» Problem details
If a line in the records below contains the word "title", copy it out.

» Records for the task
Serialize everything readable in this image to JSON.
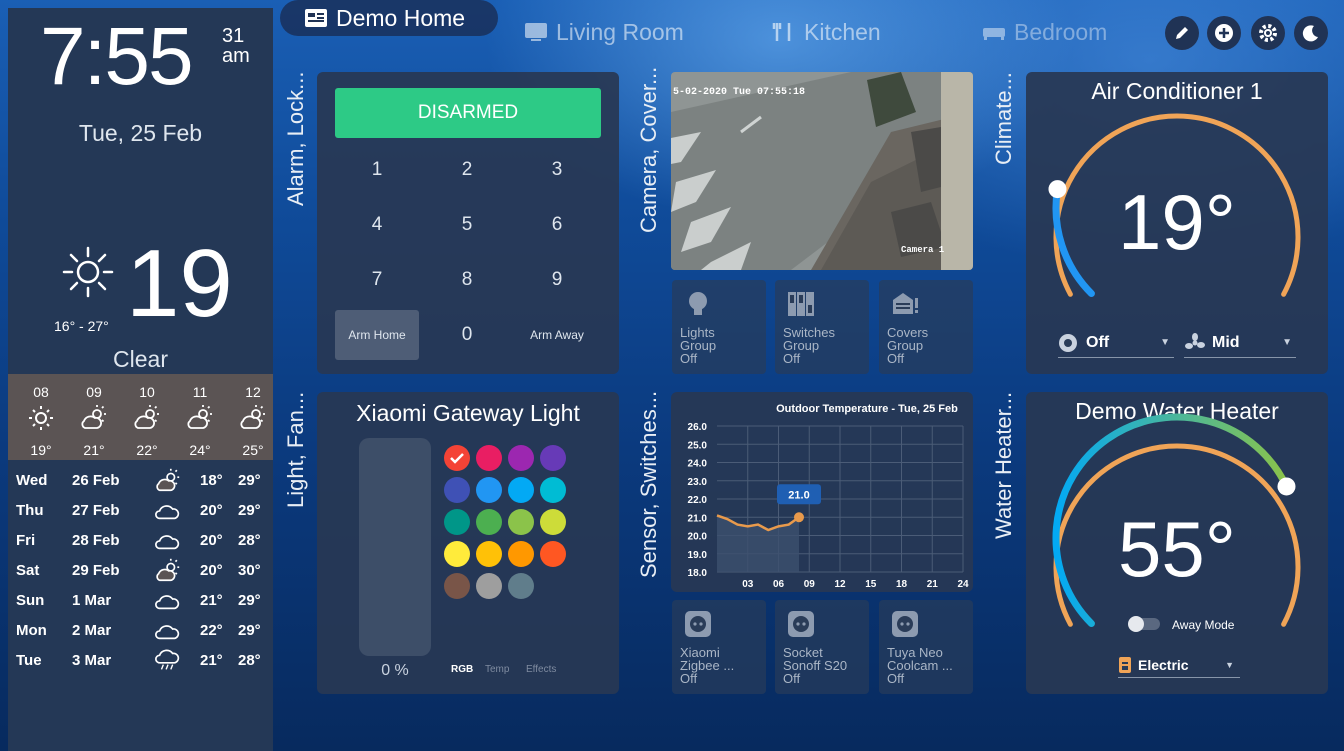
{
  "clock": {
    "time": "7:55",
    "seconds": "31",
    "ampm": "am",
    "date": "Tue, 25 Feb"
  },
  "weather": {
    "temp": "19",
    "range": "16° - 27°",
    "condition": "Clear",
    "hourly": [
      {
        "h": "08",
        "t": "19°",
        "icon": "sun-icon"
      },
      {
        "h": "09",
        "t": "21°",
        "icon": "partly-cloudy-icon"
      },
      {
        "h": "10",
        "t": "22°",
        "icon": "partly-cloudy-icon"
      },
      {
        "h": "11",
        "t": "24°",
        "icon": "partly-cloudy-icon"
      },
      {
        "h": "12",
        "t": "25°",
        "icon": "partly-cloudy-icon"
      }
    ],
    "daily": [
      {
        "d": "Wed",
        "date": "26 Feb",
        "lo": "18°",
        "hi": "29°",
        "icon": "partly-cloudy-icon"
      },
      {
        "d": "Thu",
        "date": "27 Feb",
        "lo": "20°",
        "hi": "29°",
        "icon": "cloud-icon"
      },
      {
        "d": "Fri",
        "date": "28 Feb",
        "lo": "20°",
        "hi": "28°",
        "icon": "cloud-icon"
      },
      {
        "d": "Sat",
        "date": "29 Feb",
        "lo": "20°",
        "hi": "30°",
        "icon": "partly-cloudy-icon"
      },
      {
        "d": "Sun",
        "date": "1 Mar",
        "lo": "21°",
        "hi": "29°",
        "icon": "cloud-icon"
      },
      {
        "d": "Mon",
        "date": "2 Mar",
        "lo": "22°",
        "hi": "29°",
        "icon": "cloud-icon"
      },
      {
        "d": "Tue",
        "date": "3 Mar",
        "lo": "21°",
        "hi": "28°",
        "icon": "rain-icon"
      }
    ]
  },
  "tabs": [
    "Demo Home",
    "Living Room",
    "Kitchen",
    "Bedroom"
  ],
  "sections": {
    "alarm": "Alarm, Lock...",
    "camera": "Camera, Cover...",
    "climate": "Climate...",
    "light": "Light, Fan...",
    "sensor": "Sensor, Switches...",
    "water": "Water Heater..."
  },
  "alarm": {
    "state": "DISARMED",
    "keys": [
      "1",
      "2",
      "3",
      "4",
      "5",
      "6",
      "7",
      "8",
      "9",
      "Arm Home",
      "0",
      "Arm Away"
    ]
  },
  "camera": {
    "timestamp": "5-02-2020 Tue 07:55:18",
    "name": "Camera 1"
  },
  "groups": [
    {
      "l1": "Lights",
      "l2": "Group",
      "s": "Off"
    },
    {
      "l1": "Switches",
      "l2": "Group",
      "s": "Off"
    },
    {
      "l1": "Covers",
      "l2": "Group",
      "s": "Off"
    }
  ],
  "ac": {
    "title": "Air Conditioner 1",
    "temp": "19°",
    "mode": "Off",
    "fan": "Mid",
    "level": 0.2
  },
  "light": {
    "title": "Xiaomi Gateway Light",
    "brightness": "0 %",
    "tabs": [
      "RGB",
      "Temp",
      "Effects"
    ],
    "colors": [
      "#f44336",
      "#e91e63",
      "#9c27b0",
      "#673ab7",
      "#3f51b5",
      "#2196f3",
      "#03a9f4",
      "#00bcd4",
      "#009688",
      "#4caf50",
      "#8bc34a",
      "#cddc39",
      "#ffeb3b",
      "#ffc107",
      "#ff9800",
      "#ff5722",
      "#795548",
      "#9e9e9e",
      "#607d8b"
    ]
  },
  "chart_data": {
    "type": "line",
    "title": "Outdoor Temperature - Tue, 25 Feb",
    "x": [
      0,
      1,
      2,
      3,
      4,
      5,
      6,
      7,
      8
    ],
    "y": [
      21.1,
      20.9,
      20.6,
      20.5,
      20.6,
      20.3,
      20.5,
      20.6,
      21.0
    ],
    "callout": "21.0",
    "xticks": [
      "03",
      "06",
      "09",
      "12",
      "15",
      "18",
      "21",
      "24"
    ],
    "yticks": [
      "26.0",
      "25.0",
      "24.0",
      "23.0",
      "22.0",
      "21.0",
      "20.0",
      "19.0",
      "18.0"
    ],
    "xlim": [
      0,
      24
    ],
    "ylim": [
      18,
      26
    ]
  },
  "sockets": [
    {
      "l1": "Xiaomi",
      "l2": "Zigbee ...",
      "s": "Off"
    },
    {
      "l1": "Socket",
      "l2": "Sonoff S20",
      "s": "Off"
    },
    {
      "l1": "Tuya Neo",
      "l2": "Coolcam ...",
      "s": "Off"
    }
  ],
  "water": {
    "title": "Demo Water Heater",
    "temp": "55°",
    "away": "Away Mode",
    "op": "Electric",
    "level": 0.74
  }
}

» Response for this exercise
    "title": "Air Conditioner 1",
    "title": "Xiaomi Gateway Light",
    "title": "Outdoor Temperature - Tue, 25 Feb",
    "title": "Demo Water Heater",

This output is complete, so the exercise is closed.